**ABOUT THIS EXERCISE**
Do any lines in the data below contain "value"? If so, copy every one of them.

Items from a dataset:

▼

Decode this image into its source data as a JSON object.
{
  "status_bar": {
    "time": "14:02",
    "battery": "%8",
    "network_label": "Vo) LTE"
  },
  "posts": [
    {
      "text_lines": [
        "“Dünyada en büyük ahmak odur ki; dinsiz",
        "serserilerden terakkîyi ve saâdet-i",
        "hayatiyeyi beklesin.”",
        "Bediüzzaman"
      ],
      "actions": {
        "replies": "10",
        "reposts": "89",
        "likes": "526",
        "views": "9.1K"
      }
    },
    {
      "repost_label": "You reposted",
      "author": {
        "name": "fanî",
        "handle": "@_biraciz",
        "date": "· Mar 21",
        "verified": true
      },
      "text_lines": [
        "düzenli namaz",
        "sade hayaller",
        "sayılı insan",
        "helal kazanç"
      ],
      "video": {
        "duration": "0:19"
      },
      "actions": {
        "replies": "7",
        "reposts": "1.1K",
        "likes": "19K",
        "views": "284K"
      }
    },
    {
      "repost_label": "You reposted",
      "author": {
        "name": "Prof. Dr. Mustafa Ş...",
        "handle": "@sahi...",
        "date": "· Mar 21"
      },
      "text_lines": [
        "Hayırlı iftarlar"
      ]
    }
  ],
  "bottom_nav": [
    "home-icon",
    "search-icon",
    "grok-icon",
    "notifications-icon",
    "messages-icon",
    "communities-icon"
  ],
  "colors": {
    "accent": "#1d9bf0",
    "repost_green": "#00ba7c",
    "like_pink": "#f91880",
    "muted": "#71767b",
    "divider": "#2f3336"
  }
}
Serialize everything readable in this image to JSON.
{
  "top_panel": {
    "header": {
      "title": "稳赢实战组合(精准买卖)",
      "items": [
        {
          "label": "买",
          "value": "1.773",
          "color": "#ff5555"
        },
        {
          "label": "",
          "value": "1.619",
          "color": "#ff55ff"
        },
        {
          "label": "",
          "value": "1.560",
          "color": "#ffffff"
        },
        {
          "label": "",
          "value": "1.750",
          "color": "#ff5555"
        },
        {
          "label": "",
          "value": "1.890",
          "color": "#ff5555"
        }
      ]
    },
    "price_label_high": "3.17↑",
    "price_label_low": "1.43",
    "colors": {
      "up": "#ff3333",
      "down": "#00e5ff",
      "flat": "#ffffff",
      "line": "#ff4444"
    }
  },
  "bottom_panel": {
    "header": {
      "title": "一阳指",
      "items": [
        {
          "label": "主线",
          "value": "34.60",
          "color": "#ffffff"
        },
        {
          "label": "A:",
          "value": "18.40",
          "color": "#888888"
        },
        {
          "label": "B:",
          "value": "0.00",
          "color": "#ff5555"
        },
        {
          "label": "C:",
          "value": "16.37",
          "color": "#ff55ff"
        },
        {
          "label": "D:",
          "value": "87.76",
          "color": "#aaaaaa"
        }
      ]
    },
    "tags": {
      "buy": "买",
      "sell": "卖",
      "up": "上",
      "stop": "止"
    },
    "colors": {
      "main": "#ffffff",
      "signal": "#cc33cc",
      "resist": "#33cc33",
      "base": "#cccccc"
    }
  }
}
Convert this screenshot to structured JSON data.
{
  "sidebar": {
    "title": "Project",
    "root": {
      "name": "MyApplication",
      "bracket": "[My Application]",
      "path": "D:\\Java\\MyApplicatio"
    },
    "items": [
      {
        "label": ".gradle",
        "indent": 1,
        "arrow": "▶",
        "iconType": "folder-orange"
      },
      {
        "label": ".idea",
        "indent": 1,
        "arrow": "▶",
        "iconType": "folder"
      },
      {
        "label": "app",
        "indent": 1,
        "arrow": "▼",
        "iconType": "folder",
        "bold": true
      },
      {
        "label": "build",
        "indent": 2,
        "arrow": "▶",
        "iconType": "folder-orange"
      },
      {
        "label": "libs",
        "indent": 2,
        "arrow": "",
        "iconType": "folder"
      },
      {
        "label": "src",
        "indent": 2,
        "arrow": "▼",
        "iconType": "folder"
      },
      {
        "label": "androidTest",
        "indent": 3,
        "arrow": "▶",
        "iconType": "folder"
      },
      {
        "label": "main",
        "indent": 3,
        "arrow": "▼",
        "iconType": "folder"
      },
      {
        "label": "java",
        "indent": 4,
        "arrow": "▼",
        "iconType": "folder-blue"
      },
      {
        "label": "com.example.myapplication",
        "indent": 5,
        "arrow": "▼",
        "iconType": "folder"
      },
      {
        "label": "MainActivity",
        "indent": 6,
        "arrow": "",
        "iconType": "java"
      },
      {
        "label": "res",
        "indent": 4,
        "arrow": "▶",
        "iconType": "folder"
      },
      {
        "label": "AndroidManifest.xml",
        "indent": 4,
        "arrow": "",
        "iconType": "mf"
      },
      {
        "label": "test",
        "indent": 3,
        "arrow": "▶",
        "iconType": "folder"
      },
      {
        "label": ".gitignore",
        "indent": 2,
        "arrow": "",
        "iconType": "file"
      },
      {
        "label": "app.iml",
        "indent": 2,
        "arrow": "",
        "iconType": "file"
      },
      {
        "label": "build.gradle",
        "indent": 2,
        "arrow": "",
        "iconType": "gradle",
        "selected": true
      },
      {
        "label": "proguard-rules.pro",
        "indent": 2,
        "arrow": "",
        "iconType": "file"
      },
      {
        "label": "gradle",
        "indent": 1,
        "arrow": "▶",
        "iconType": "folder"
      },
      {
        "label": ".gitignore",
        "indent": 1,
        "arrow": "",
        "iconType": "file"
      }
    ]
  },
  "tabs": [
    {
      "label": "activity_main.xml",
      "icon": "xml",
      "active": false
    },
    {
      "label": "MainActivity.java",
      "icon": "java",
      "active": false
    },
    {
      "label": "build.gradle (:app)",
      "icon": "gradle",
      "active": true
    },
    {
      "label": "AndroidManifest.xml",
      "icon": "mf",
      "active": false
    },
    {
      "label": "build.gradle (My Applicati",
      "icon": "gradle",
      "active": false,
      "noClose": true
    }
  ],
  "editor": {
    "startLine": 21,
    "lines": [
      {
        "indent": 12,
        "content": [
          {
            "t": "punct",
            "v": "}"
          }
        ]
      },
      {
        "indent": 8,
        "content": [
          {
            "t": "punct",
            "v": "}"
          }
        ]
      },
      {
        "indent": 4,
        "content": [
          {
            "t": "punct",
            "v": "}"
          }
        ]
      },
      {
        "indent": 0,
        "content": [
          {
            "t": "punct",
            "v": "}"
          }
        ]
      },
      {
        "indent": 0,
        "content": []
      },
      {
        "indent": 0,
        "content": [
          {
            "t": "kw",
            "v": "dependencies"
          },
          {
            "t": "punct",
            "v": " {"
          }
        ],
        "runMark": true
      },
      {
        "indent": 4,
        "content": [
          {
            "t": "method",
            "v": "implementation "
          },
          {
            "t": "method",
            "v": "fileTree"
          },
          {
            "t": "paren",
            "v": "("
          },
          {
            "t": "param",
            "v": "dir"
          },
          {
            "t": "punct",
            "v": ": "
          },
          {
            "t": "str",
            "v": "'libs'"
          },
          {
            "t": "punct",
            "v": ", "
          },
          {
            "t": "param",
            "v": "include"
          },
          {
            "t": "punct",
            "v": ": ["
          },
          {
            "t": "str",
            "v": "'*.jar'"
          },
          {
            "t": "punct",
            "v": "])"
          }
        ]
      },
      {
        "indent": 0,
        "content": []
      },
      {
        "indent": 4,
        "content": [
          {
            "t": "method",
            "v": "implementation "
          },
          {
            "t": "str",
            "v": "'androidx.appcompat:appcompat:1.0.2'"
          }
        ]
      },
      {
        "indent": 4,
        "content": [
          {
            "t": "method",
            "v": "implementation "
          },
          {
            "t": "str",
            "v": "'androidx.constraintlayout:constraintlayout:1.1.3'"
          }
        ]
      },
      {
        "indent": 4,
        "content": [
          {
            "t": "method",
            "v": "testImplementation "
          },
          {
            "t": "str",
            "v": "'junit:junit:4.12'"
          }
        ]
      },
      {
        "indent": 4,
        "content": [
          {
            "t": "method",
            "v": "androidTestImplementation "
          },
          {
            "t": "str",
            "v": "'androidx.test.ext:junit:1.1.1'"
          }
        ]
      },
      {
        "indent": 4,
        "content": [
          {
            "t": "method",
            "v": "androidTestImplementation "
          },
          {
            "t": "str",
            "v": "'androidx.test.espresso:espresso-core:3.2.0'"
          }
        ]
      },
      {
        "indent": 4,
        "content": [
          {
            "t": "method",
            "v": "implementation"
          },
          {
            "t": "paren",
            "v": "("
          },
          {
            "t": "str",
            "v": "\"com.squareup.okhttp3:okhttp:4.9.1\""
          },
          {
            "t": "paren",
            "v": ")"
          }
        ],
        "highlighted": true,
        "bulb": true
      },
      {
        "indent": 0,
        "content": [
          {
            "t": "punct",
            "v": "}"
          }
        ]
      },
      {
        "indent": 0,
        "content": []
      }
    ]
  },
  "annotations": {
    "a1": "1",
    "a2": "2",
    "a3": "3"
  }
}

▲

**WRITTEN ANSWER**
          "value": "1.773",
          "value": "1.619",
          "value": "1.560",
          "value": "1.750",
          "value": "1.890",
          "value": "34.60",
          "value": "18.40",
          "value": "0.00",
          "value": "16.37",
          "value": "87.76",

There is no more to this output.